Among the entries, which lines carry the string "title"? Copy every one.

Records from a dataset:
--- START ---

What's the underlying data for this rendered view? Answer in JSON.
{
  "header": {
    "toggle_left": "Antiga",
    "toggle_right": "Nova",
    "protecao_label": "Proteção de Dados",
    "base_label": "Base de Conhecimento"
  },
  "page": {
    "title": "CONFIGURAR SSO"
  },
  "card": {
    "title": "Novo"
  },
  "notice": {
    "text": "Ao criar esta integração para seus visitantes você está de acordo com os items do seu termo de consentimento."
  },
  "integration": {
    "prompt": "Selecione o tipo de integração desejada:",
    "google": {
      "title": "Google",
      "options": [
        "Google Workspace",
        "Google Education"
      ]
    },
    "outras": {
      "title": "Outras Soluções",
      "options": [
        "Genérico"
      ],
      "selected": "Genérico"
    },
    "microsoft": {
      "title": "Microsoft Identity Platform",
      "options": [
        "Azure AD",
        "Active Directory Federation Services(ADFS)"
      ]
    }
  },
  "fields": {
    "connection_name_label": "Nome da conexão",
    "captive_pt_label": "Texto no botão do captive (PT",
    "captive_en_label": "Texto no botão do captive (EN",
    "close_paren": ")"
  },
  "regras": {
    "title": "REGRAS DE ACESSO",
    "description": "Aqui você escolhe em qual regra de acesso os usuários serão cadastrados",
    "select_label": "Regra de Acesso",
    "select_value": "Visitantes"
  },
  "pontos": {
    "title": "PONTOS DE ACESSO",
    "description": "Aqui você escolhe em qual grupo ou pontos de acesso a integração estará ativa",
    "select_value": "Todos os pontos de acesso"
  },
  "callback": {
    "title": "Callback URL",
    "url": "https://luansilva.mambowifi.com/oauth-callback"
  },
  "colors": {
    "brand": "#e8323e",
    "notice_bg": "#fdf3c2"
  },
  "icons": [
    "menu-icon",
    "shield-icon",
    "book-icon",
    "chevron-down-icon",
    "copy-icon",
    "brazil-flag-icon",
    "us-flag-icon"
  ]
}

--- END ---

TASK ANSWER:
    "title": "CONFIGURAR SSO"
    "title": "Novo"
      "title": "Google",
      "title": "Outras Soluções",
      "title": "Microsoft Identity Platform",
    "title": "REGRAS DE ACESSO",
    "title": "PONTOS DE ACESSO",
    "title": "Callback URL",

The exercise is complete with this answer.